Conservation & Environment, Galapagos Island Conservation in Ecuador by Tajmeet Arora
In the summer of 2013, I successfully completed a two week Conservation placement in the Galapagos Islands in Ecuador run by Projects Abroad. My first day in San Cristobal Island was certainly tiring after the longest possible journey from the United Kingdom, however the warm welcome I received instantly wiped away my tiredness.
My Host Family
My host family helped me all the way throughout my time in Ecuador. Even in between everyday work on the placement; when I would come home tired I would be greeted with an amazing warm dinner and a game of football with my 8-year-old host brother and pet dog Luna.
I think having a host family is what makes Projects Abroad unique and having a host family as part of the experience helps you live within a different culture and learn some of the local language – Spanish too!
My Conservation Placement
My first day officially started with a welcome brief by William, the project director, and finished with an exciting and welcoming night with the new friends I had made. The next morning was the start of the two week project and I was mega excited. I met the conservation project manager who clearly explained my roles and responsibilities over the next two weeks and how I could make sure I am fully involved with the project.
My first work included counting marine iguanas and sea lions for the record of the island. The task started at 8am and finished at 2pm. This mainly involved walking up and down rocks before arriving at the beach where the other members of the project and I got our clip boards pens and paper.
Before we knew it 3-4 hours had passed and we had successfully collected the data we needed - time goes fast when you have fun. Afterwards all the volunteers got involved in a beach clean-up, which just simply involved picking up and clearing rubbish left on the beach.
We also did many other activities including caring for the projects own nursery, which included using a machete to cut down weeds and trees in order to plant many different types of fruit. Another activity involved helping a local farm make compost. This was something I really found interesting to learn. We learnt how the type of leaves and fruits used actually makes a difference to how quickly it takes for the compost to be ready. My favourite activity was visiting Galapugera - a tortoise breeding centre. There we got to help weigh and measure the giant tortoises to record data for the centre.
The weekend also added to the whole achievement to conserve the environment, but with the addition of having immense fun at the same time. I visited Santa Cruz and Isabela during my stay, but I can say that San Cristobal was my favourite island as it felt more like home.
Activities that I did on the weekend included snorkelling, an 8 kilometre hike up one of the largest active volcanoes on the earth on the island of Isabela and seeing wonderful wildlife like flamingos and penguins.
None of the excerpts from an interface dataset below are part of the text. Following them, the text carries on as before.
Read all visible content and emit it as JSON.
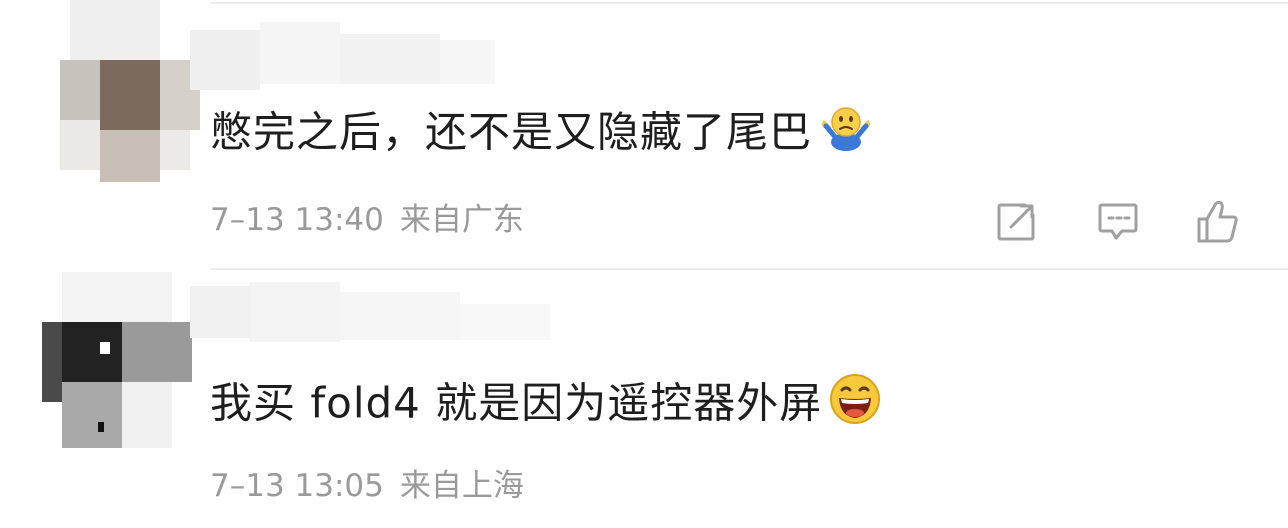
{
  "comments": [
    {
      "text": "憋完之后，还不是又隐藏了尾巴",
      "emoji": "shrug-emoji",
      "time": "7–13 13:40",
      "location": "来自广东",
      "actions": [
        "share-icon",
        "comment-icon",
        "like-icon"
      ]
    },
    {
      "text": "我买 fold4 就是因为遥控器外屏",
      "emoji": "laughing-emoji",
      "time": "7–13 13:05",
      "location": "来自上海"
    }
  ],
  "colors": {
    "text": "#1e1e1e",
    "meta": "#9a9a9a",
    "divider": "#ececec",
    "icon": "#a0a0a0"
  }
}
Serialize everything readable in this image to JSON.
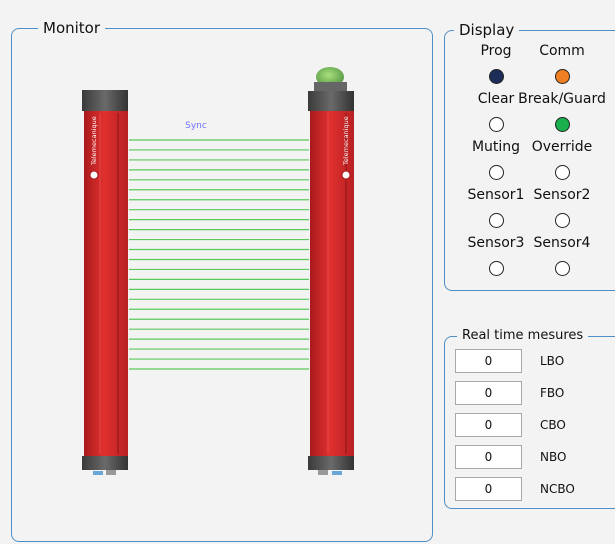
{
  "monitor": {
    "legend": "Monitor",
    "sync_label": "Sync",
    "brand": "Telemecanique",
    "beam_count": 24,
    "beam_color": "#5cc85c",
    "column_color": "#d72a2c",
    "sync_color": "#7070ff"
  },
  "display": {
    "legend": "Display",
    "indicators": [
      {
        "label": "Prog",
        "color": "#1c2e57"
      },
      {
        "label": "Comm",
        "color": "#f07f23"
      },
      {
        "label": "Clear",
        "color": "#ffffff"
      },
      {
        "label": "Break/Guard",
        "color": "#19b04d"
      },
      {
        "label": "Muting",
        "color": "#ffffff"
      },
      {
        "label": "Override",
        "color": "#ffffff"
      },
      {
        "label": "Sensor1",
        "color": "#ffffff"
      },
      {
        "label": "Sensor2",
        "color": "#ffffff"
      },
      {
        "label": "Sensor3",
        "color": "#ffffff"
      },
      {
        "label": "Sensor4",
        "color": "#ffffff"
      }
    ]
  },
  "realtime": {
    "legend": "Real time mesures",
    "rows": [
      {
        "value": "0",
        "label": "LBO"
      },
      {
        "value": "0",
        "label": "FBO"
      },
      {
        "value": "0",
        "label": "CBO"
      },
      {
        "value": "0",
        "label": "NBO"
      },
      {
        "value": "0",
        "label": "NCBO"
      }
    ]
  }
}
Also, since I study biology at A-level I loved seeing the Darwin centre in Santa Cruz and learning a bit more about evolution and the environment.
The whole Galapagos experience didn’t just start and finish at the project though. We were given plenty of free time so during one of the weeks I decided to visit the other islands with the new friends I had made on the project.
Never in my dreams had I thought about travelling half way across the world to do amazing things that will shape my entire life and make me the person I am today. From trying to communicate in another language to having fun on the beach, I have truly had the experience of a lifetime and one that I wish I could repeat again. I have made amazing new friends that I still stay in touch with.
The overall Galapagos experience was amazing and I am glad that I managed to push myself outside my comfort zone and do something extraordinary that I will remember for the rest of my life. I got to do so much more than I hoped and every single day on the island I will remember with fond thoughts.
Read more about Conservation in Ecuador